“Until 1998, we had no national drug policy,” said Uchoa. “We were considered by the United Nations as a transit country, not a high consumption country.” But that year, following a general un assembly at which the concept of shared responsibility was addressed in drug trafficking, Brazil began to develop its current policy. The National Anti-Drug Secretariat (Senad) was born, and Brazil held its first national anti-drug forum. Out of that forum, a technical commission was formed that created the first national policy on drugs, which was adopted by the government in December 2001.

“The policy takes into consideration the social and psychological factors connected to drug consumption,” noted Uchoa. “It is characterized by pragmatism and the absence of prejudices, and embraces the involvement of society, especially young people, in the solution.” The policy recognizes the differences among the user, “the person making undue use,” the person with substance dependence and the drug trafficker, and in turn, treats each differently. “The policy recognizes that the simple user is not a criminal and should not be treated as such,” said Uchoa. “But it also considers it necessary to make users aware that they are financing organized crime.”

Underlying this policy are a preventative and a municipalization approach. Rather than simply focus on the consequences of Brazil’s drug problems, Uchoa noted that prevention acts on the root of the problem: it focuses on people not yet involved with drugs. For the country, prevention means “educating them and supplying them, in a form accessible to their cultural context, with scientifically validated information on the possible negative consequences of drug abuse,” said Uchoa. Educating young people is key to prevention; not merely teaching them about the negative health effects of drug use, but emphasizing healthy lifestyles.

Alongside prevention, municipalization takes a more community-minded approach. “With the municipalization of action, the next move for the national drug policy system within Brazil is guaranteed, and the prevention message facilitates communication with citizens through the family, schools, churches, workplaces and leisure spaces,” said Uchao. Community buy-in and action are key. “It is no use to conceive brilliant plans in Brazil or in the state capitals if they are not absorbed at the municipal level and adapted to local realities,” added Uchao.

Various projects are now underway to translate policy into action. One is a project aimed at helping 5,000 public school teachers educate students about drugs. National surveys on drug use among elementary and secondary school students, as well as among children not in the school system or living on the streets, will also be conducted. “We are also mapping treatment institutions, with a view toward identifying the resources available and the services offered, and making that information accessible to interested people,” said Uchao. The effectiveness of services is also being evaluated, with the goal of merging social services with Brazil’s health system.

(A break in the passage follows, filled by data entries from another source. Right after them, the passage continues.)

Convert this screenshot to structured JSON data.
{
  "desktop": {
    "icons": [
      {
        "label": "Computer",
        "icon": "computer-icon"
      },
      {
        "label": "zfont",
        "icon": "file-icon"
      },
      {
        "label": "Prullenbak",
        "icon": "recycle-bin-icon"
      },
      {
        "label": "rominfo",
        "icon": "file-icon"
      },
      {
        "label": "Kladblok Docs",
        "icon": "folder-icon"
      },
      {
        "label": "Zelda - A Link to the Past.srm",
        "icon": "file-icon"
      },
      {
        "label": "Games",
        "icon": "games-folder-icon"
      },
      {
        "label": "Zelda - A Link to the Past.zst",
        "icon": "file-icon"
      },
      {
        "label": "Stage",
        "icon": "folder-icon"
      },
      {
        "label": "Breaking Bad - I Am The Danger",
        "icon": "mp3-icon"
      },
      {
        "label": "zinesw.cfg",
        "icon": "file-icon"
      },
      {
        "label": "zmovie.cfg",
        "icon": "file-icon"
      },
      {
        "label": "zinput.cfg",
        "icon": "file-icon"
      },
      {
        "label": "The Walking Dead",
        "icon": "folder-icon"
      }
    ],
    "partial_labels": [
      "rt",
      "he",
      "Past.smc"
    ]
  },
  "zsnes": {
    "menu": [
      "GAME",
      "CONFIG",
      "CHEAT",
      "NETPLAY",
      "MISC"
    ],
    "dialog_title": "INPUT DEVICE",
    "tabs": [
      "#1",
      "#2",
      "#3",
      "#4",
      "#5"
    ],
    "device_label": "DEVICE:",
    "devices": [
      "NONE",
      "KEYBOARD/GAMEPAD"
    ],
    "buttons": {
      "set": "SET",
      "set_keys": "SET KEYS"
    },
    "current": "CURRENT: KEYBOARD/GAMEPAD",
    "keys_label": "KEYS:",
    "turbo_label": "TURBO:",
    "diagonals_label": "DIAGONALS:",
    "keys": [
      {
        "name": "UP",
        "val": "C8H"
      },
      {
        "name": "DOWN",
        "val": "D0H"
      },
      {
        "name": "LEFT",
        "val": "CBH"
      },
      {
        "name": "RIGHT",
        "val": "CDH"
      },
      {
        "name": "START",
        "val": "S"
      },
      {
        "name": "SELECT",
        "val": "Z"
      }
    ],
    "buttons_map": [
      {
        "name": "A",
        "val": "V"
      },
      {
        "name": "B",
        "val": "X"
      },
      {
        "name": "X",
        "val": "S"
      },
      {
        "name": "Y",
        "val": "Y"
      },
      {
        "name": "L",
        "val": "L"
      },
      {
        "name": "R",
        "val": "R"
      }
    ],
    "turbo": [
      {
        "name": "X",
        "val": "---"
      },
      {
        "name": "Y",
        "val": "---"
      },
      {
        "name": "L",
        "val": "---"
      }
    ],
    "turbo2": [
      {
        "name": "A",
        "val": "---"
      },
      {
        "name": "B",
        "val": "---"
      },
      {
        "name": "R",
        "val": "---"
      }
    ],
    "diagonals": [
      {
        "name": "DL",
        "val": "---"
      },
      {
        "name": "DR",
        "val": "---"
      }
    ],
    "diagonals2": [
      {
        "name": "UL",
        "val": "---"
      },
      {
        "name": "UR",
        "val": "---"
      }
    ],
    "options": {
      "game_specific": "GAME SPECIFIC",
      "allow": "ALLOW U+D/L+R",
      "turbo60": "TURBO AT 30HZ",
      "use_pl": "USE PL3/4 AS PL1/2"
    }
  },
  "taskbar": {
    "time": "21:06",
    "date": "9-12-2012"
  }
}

In the end, Uchoa noted that at Brazil’s three levels of government, the unifying themes are strengthening the new national drug policy system, integrating sectoral policies with these overriding national policies, co-ordinating the decentralization of these actions and offering public, private and non-governmental organizations instruments to work with, such as diagnostics and human resources. “The policy is awakening in society awareness of its strength to educate, inform and develop its citizens for efficient and effective action in drug demand reduction,” said Uchao.